The purpose of the Fellowship Program is to give individuals the opportunity to use the Asian and Asian American Pacific Islanders (AAPI) collections in the Library of Congress to pursue scholarly research projects. The Library’s Asian collections are among the most significant outside of Asia and consist of over 2.8 million monograph, serial, newspaper, manusc-ript and microform titles in the vernacular languages of East, South and Southeast Asia. A considerable number of electronic resources are accessible via the Asian Reading Room. The Library’s AAPI collection was officially launched in 2007. It contains primary resource materials including monographs, serials, government reports, newspapers, census data, photos, oral histories, sound recordings, film, and miscellaneous ephemera pertaining to Asian Americans and Pacific Islanders.

For more details regarding this fellowship and information about past awardees, please visit: http://www.loc.gov/rr/asian/FTM.html. The deadline for the 2012 application season is September 30, 2011.

The Florence Tan Moeson Research Fellowship awards total $14,000 each year for 10 years in support of grant support for research projects employing the Asian Division’s Reading Room and the Library’s extensive Asian collections. The grants are awarded upon demonstration of need through a competitive process. Grants are intended to subsidize the researcher’s transportation fares to and from Washington, DC, overnight accommodations and photocopying fees. Graduate students, independent scholars, community college teachers, researchers without regular teaching appointments, and librarians with a demonstrated need for research fellowship support are eligible to apply.

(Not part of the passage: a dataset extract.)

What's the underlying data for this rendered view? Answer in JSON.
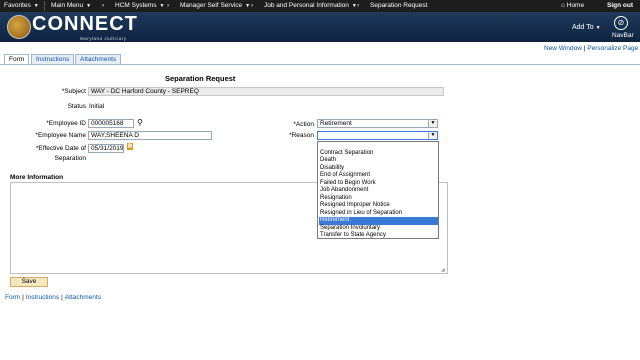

The Library’s Asian collections began in 1869 with a gift of 10 works in 933 volumes from an emperor of China to the United States. Spanning a diversity of subjects from China, Japan, Korea, the South Asian subcontinent, Southeast Asia, and the Asian Pacific American community, the Library’s Asian and AAPI collections have become one of the most accessible and comprehensive sources in the world. To learn about the content of LC Asian and AAPI collections, visit the Library’s Asian Division’s website at: www.loc.gov/rr/asian/.

Contact: Dr. Anchi Hoh, Co-Chair, Florence Tan Moeson Fellowship Program Committee, adia@loc.gov, 202-707-5673.

Latest Volume of Korean Studies Now On Line

The on-line version of the latest volume (32) of Korean Studies, the journal of the University of Hawai’i Center for Korean Studies, is now available through Project MUSE, the on-line repository of humanities and social sciences journals.

Access to the table of contents and article abstracts is open to all at http://muse.jhu.edu/journals/korean_studies/toc/ks.32.html. Access to the full text is restricted to those at participating institutions. UH faculty and students can get access through the UH library system (see http://micro189.lib3.hawaii.edu/ezproxy/details.php?dbId=1361).

Articles in Volume 32 include:

  • “Between Defector and Migrant: Identities and Strategies of North Koreans in South Korea” by Byung-Ho Chung (pp. 1-27)
  • “Will South Korea Follow the German Experience?: Democracy, the Migratory Process, and the Prospects for Permanent Immigration in Korea” by Timothy C. Lim (pp. 28-55)
  • “Mixed Race Peoples in the Korean National Imaginary and Family” by Mary Lee (pp. 56-85)
  • “The Gay Rights Movement in Democratizing Korea” by Youngshik D. Bong (pp. 86-103)
  • “Emperor and Emissary: The Hongwu Emperor, Kwŏn Kŭn, and the Poetry of Late Fourteenth Century Diplomacy” by Dane Alston (pp. 104-147)
  • “On the Semantic Derogation of Terms for Women in Korean, with Parallel Developments in Chinese and Japanese” by Minju Kim (pp. 148-176)

The issue also contains reviews of thirteen books.

For information about subscribing to Korean Studies, contact the University of Hawai’i Press Journals Department or see http://www.uhpress.hawaii.edu/journals/ks/KSorder.php. For information about article submissions, see http://www.hawaii.edu/korea/pages/Publications/ks.html.